**Task description:** Looking only at the lines below that contain "Office", give the number of them and no other text.

**Data listing:**

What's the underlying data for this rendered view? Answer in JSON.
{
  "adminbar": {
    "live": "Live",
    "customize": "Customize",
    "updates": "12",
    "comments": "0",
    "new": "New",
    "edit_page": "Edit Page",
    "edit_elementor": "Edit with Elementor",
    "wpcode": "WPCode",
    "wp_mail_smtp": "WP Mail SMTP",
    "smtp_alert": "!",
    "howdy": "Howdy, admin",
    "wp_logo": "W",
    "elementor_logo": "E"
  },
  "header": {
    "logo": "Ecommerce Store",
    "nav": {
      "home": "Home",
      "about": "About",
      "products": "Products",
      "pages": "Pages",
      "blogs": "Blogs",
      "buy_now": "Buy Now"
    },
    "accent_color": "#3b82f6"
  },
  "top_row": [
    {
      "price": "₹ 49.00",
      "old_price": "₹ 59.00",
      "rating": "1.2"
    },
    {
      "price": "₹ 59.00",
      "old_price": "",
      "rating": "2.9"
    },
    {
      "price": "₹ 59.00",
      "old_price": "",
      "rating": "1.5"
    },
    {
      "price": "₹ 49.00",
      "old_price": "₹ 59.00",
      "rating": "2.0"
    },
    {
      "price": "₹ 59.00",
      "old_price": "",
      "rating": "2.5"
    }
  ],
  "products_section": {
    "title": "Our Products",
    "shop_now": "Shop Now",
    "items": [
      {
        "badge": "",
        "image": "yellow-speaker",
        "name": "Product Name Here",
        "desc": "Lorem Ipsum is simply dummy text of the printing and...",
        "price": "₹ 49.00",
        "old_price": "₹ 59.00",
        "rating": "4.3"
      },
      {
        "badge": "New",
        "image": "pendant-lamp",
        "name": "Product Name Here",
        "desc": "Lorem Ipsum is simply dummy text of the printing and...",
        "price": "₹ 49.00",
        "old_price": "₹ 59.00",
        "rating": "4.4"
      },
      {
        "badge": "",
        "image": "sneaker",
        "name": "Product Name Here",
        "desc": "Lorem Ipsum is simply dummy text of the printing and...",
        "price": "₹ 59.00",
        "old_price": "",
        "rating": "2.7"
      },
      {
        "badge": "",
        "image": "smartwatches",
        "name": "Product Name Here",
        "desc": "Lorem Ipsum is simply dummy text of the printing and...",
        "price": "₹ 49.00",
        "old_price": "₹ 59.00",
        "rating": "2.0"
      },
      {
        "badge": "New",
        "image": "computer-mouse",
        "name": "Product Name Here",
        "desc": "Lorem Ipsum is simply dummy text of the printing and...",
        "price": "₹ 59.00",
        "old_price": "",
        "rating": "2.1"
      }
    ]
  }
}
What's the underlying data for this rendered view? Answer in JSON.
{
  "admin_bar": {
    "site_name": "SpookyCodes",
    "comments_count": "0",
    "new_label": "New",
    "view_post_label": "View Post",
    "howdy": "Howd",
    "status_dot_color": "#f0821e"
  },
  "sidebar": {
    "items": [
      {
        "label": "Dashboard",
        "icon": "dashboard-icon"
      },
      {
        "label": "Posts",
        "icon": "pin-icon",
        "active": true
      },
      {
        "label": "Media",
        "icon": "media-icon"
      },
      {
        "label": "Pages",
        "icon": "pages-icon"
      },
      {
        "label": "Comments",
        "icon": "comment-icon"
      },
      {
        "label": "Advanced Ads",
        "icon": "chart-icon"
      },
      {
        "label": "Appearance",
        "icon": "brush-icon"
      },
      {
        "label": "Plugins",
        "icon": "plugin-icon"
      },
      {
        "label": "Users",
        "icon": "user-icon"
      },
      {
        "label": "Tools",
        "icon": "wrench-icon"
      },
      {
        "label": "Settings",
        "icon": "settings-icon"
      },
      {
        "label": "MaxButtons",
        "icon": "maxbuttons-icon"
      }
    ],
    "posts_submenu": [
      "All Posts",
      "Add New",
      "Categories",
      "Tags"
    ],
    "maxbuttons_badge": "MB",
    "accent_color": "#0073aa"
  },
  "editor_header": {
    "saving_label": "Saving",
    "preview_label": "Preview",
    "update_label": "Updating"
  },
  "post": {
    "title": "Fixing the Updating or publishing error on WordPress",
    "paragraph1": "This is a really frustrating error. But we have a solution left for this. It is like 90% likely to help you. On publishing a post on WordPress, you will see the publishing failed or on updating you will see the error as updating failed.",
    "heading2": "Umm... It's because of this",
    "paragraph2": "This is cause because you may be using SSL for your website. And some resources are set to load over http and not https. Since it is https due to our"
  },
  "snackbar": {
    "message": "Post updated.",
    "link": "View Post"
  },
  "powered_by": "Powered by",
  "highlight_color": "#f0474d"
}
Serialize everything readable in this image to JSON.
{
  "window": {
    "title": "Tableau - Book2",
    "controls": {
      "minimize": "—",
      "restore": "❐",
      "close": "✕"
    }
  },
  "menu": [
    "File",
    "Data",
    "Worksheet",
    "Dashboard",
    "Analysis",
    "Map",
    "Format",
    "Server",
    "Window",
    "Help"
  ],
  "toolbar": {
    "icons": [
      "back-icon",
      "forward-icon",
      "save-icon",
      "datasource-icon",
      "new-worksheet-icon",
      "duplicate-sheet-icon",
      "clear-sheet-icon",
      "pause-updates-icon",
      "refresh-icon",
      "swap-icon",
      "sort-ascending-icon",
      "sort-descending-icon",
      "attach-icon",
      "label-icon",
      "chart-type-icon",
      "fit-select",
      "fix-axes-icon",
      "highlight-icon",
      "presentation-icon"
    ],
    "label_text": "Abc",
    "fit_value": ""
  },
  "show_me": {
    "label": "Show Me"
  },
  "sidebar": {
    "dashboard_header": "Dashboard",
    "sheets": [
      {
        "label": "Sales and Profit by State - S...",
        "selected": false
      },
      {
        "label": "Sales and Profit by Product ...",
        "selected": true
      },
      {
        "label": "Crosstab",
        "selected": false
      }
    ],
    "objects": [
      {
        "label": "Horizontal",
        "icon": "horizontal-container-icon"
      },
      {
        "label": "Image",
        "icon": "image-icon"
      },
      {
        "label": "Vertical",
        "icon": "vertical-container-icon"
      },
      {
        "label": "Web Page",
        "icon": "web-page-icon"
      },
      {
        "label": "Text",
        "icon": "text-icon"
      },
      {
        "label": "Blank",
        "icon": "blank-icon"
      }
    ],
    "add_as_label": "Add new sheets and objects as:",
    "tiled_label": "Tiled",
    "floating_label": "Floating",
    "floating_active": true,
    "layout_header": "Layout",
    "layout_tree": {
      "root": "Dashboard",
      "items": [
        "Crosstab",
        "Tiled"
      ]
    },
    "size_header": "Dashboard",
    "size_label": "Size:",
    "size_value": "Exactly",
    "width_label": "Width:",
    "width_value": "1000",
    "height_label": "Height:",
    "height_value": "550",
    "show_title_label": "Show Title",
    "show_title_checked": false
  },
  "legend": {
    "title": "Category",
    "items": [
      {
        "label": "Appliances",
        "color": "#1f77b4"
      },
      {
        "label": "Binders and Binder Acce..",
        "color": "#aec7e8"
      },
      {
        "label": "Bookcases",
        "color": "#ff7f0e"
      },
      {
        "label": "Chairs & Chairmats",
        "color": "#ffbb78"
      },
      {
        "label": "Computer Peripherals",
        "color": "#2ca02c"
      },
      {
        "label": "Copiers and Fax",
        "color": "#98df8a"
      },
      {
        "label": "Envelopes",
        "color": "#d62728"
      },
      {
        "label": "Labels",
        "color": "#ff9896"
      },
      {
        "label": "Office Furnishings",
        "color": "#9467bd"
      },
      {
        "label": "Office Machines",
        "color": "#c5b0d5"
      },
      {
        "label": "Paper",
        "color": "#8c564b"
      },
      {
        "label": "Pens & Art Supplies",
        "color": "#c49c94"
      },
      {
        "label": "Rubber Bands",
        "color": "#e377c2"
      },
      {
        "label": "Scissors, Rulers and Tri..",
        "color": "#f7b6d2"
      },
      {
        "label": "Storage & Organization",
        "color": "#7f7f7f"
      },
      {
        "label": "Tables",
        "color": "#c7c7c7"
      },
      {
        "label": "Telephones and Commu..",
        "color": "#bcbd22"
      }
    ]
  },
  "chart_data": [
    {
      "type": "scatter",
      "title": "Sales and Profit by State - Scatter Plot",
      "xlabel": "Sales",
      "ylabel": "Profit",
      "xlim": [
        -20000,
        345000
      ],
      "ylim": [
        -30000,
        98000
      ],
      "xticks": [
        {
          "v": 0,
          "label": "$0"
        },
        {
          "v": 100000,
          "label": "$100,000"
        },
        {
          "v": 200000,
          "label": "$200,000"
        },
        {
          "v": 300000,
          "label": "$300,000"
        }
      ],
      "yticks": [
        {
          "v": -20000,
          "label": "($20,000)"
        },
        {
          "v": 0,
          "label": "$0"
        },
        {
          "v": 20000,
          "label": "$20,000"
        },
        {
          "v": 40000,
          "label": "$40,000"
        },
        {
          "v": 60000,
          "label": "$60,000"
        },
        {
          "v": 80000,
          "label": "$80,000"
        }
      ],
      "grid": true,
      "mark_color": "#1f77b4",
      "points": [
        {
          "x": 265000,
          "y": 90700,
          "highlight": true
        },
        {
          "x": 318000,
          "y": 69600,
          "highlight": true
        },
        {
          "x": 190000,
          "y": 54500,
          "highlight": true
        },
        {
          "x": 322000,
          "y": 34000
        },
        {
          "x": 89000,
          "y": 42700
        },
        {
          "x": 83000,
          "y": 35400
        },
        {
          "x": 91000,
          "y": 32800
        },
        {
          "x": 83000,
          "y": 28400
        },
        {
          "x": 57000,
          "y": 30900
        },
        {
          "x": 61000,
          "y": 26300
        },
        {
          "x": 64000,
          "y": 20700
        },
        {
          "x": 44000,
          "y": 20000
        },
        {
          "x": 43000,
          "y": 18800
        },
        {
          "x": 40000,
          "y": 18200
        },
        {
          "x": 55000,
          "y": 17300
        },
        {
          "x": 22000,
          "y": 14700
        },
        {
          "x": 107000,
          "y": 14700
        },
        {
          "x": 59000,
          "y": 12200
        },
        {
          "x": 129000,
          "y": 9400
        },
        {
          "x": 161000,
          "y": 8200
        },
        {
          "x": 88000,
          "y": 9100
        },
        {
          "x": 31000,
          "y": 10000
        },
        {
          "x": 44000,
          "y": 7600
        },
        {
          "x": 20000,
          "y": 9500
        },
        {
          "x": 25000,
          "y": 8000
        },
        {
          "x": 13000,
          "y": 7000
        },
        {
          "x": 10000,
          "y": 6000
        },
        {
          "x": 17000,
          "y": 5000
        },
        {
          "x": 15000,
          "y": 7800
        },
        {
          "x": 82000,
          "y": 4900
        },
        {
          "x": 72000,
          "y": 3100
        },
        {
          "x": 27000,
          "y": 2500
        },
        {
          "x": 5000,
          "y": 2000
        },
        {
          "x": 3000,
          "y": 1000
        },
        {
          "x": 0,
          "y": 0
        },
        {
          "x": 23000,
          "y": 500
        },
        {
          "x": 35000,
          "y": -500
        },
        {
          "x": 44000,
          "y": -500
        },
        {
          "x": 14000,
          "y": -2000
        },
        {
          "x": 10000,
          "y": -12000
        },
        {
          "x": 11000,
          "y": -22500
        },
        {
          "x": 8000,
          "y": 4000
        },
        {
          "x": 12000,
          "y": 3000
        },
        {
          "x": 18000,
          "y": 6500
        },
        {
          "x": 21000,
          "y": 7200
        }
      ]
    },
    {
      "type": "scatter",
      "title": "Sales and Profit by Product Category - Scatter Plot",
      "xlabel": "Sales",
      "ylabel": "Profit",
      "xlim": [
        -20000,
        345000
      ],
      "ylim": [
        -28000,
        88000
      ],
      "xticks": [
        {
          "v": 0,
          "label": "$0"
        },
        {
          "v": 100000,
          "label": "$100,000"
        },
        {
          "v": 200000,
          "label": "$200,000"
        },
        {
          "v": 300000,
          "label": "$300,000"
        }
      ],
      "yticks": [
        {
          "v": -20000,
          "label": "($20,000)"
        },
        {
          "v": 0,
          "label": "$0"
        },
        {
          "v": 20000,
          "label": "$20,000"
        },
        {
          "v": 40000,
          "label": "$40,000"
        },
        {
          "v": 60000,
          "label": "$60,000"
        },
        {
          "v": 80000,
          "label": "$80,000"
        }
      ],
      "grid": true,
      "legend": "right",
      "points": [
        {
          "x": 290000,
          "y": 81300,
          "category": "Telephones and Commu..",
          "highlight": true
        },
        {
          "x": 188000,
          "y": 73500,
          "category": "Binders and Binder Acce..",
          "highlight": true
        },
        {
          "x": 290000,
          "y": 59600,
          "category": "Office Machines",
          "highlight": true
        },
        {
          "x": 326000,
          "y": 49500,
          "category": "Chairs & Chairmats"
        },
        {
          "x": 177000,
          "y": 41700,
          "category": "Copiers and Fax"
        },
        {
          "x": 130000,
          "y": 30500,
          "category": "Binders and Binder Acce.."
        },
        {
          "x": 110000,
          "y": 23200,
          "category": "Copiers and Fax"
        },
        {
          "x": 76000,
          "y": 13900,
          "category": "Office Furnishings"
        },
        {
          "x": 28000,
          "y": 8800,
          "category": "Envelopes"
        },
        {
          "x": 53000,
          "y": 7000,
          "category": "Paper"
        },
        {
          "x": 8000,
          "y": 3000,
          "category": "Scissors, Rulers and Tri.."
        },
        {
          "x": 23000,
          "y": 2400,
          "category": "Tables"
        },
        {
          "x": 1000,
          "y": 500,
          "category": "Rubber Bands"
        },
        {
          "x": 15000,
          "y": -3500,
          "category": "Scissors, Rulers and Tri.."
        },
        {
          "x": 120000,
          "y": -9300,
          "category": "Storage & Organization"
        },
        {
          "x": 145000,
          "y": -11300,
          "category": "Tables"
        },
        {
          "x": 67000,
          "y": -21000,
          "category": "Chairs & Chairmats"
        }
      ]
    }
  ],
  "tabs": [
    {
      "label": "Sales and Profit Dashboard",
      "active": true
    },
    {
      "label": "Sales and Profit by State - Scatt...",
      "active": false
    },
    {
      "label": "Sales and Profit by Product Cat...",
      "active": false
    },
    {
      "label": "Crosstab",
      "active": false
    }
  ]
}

**Worked solution:** 4